Let’s go back and think about her first question: why would anyone want to be there “first”? Well, I think that’s really at the heart of a lot of travel, at least the off-the-beaten-path stuff. I’ve been going to such countries since I was four–Panama, Malaysia, Indonesia, Burma, Botswana, Ecuador, etc. And when I came back from such places, whether I was 5 or 25, I would always get the most interest for statements like “they had only seen three tourists before” and “they wouldn’t let us videotape them because they thought it stole their souls.” The fact is, if you’re traveling to a place like that, generally, you’re seeking authenticity.
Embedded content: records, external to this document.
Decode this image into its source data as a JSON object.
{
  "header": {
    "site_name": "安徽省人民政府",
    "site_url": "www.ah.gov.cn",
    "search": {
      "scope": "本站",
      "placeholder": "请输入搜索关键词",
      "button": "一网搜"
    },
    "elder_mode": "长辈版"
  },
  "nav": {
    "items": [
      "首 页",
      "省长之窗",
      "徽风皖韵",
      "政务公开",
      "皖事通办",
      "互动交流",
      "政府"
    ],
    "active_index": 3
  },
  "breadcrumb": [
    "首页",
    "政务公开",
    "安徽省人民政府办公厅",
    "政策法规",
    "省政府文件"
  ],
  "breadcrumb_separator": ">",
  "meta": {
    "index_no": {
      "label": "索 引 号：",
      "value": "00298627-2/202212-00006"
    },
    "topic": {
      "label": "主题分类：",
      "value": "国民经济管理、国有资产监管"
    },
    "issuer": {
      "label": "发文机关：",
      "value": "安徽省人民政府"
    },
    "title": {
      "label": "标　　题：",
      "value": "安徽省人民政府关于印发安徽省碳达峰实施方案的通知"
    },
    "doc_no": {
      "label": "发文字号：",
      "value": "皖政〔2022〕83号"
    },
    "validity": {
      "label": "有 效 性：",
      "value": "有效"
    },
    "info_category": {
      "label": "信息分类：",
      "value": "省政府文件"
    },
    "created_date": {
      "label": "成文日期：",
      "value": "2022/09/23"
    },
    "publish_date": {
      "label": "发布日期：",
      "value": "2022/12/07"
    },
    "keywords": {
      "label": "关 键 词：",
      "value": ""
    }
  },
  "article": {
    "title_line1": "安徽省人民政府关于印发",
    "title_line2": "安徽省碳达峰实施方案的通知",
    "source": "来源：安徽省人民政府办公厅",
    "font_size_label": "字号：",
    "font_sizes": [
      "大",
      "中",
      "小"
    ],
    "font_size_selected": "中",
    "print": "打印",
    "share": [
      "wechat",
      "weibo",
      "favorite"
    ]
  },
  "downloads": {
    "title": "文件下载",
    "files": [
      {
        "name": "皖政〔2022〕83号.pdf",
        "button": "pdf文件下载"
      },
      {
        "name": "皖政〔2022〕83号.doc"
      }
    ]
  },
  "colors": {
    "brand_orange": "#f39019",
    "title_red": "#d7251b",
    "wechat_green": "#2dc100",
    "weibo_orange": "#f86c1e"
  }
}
Authentic people, culture, places, untouched by the modern world.
Mary thinks I should have kept Choquequirao a secret. That my article will cheapen the place, destroy its authentic character. But over the years, I’ve come to the conclusion that this concept of authenticity is…inauthentic. Is Choquequirao real? The Peruvian government reconstructed the majority of those buildings. Most of your ancient wonders, your beautiful, pristine ruins are falsely reconstructed to make them seem real. But even, as in some rare cases, if we had the ancient site preserved exactly as it was, that would merely be an authentic connection with a civilization that is dead and gone.
True “authenticity” is not about connecting to the Peru of the past. It’s about understanding the Peru of today. How their current president, Alan Garcia, made such stupendously bad decisions that they call him El Caballo Loco, or crazy horse. Or how their next president may be a guy who is waiting out the statute of limitations in Chile on crimes he committed the last time he was president (he leads popularity polls). Or how the INC and COPESCO, two governmental archaeology/tourism associations, are fighting it out on how to best preserve and exploit Choquequirao. Or how Julian Covarrubbias, a 26-year-old with polio who lives in Santa Rosa, close to Choquequirao, complains that the government is like “a mafia with the tourism money” and is trying to push his family off the land so they can have it for themselves.
Those are the authentic struggles of Peru, happening today in real time. And tourism is part of that. Tourism is Peru’s largest industry, and sites like Machu Picchu account for a substantial portion with nearly 800,000 visitors a year. Choquequirao can offer Peru a one-two punch (really, one-two-three as they envision an eventual tourism triad that includes the final Incan stronghold at Vilcabamba), a reason for some people to return to the country and for others to visit for the first time.
I thought long and hard about these issues as I was writing the article, considering my impact. I weighed the economic against the cultural, and realized that I wasn’t weighing against the Peruvian valuation of the cultural aspect, but my own. Do the descendants of the Inca want their history hidden, hoarded by abortive travel writers and sacred land advocates? No. They want to share it, in a way that both preserves their culture and develops their economy. They are using their past to make their way forward. And, what right do I have to keep such information a secret? It is my job, in the end, to tell people about trips that may expand their minds and enrich their lives.
So why did I write about Choquequirao? Because I’m not selfish enough not to.